The session begins with an introduction as they may have forgotten each other over the week. Based on the group’s interest, activities such as scrapbooking and letter writing to a significant person are conducted. To build their confidence on public speaking further, the programme also includes an open-mic session, where persons with dementia and caregivers can speak on a topic that they care about.
Peter shares the story behind his collage with Winnie Tan, a participant with dementia.
Voices for Hope will run for three years. The programme is about more than getting a small group of people to speak up. The ultimate goal is to change societal attitudes, reduce the stigma and improve the landscape of how persons with dementia are perceived and supported.
Upon completion of the programme, the participants are invited to be members of the Forget Us Not (FUN) Network, supported by Lien Foundation, which continues to provide support, ongoing training and speaking opportunities.
In June 2019, Steven Lau, who has moderate dementia, was invited for a LIVE radio talk-show with his wife, Wong Lai Quen. The couple shared about living their lives despite dementia, an experience that was eye-opening for them.

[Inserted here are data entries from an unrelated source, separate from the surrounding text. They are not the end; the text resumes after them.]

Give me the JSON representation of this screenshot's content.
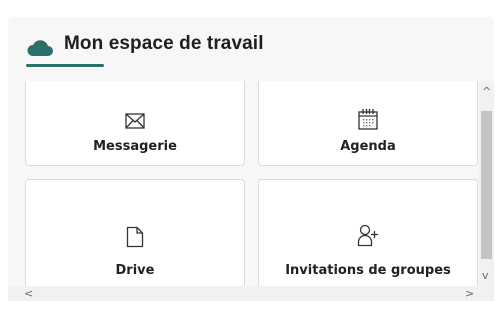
{
  "widget": {
    "title": "Mon espace de travail",
    "icon": "cloud-icon",
    "accent_color": "#2d6f6b"
  },
  "tiles": [
    {
      "label": "Messagerie",
      "icon": "envelope-icon"
    },
    {
      "label": "Agenda",
      "icon": "calendar-icon"
    },
    {
      "label": "Drive",
      "icon": "document-icon"
    },
    {
      "label": "Invitations de groupes",
      "icon": "add-user-icon"
    }
  ],
  "scrollbars": {
    "up": "^",
    "down": "v",
    "left": "<",
    "right": ">"
  }
}
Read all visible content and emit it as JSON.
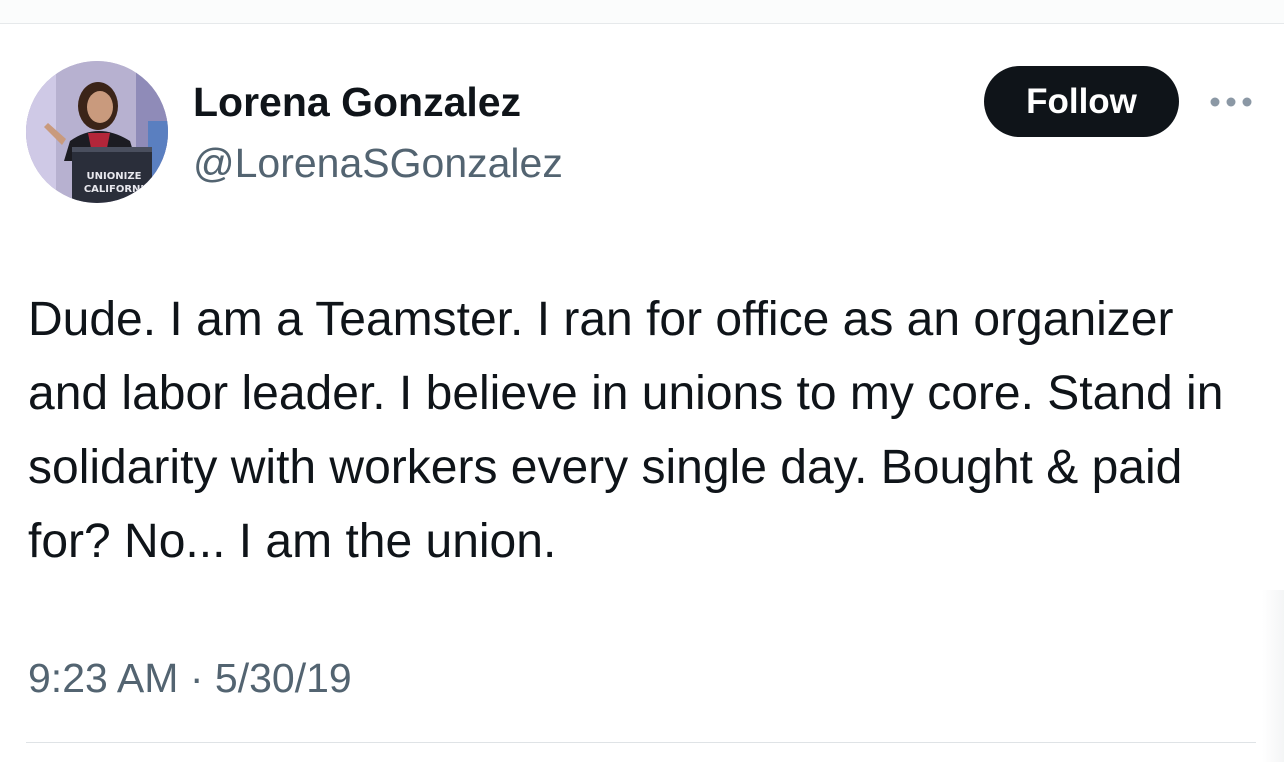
{
  "author": {
    "name": "Lorena Gonzalez",
    "handle": "@LorenaSGonzalez",
    "avatar_sign_text": [
      "UNIONIZE",
      "CALIFORNI"
    ]
  },
  "actions": {
    "follow_label": "Follow",
    "more_icon": "more-horizontal-icon"
  },
  "tweet": {
    "text": "Dude. I am a Teamster. I ran for office as an organizer and labor leader. I believe in unions to my core. Stand in solidarity with workers every single day. Bought & paid for? No... I am the union.",
    "time": "9:23 AM",
    "separator": "·",
    "date": "5/30/19"
  },
  "colors": {
    "text_primary": "#0f1419",
    "text_secondary": "#536471",
    "follow_bg": "#0f1419",
    "divider": "#e6e9eb"
  }
}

“Despite dementia, my husband is still the same. He is independent and still has his sense of humour although he needs reminding and assistance with dates and commitments. He believes having dementia is not the end of life and is blessed with loving, patient, and understanding family members. By taking the first step to speak up, I hope it encourages other families to do the same. Like a ripple effect, one day we will be able to reduce the stigma on dementia and make a positive impact for those living with this condition,” Lai Quen shares.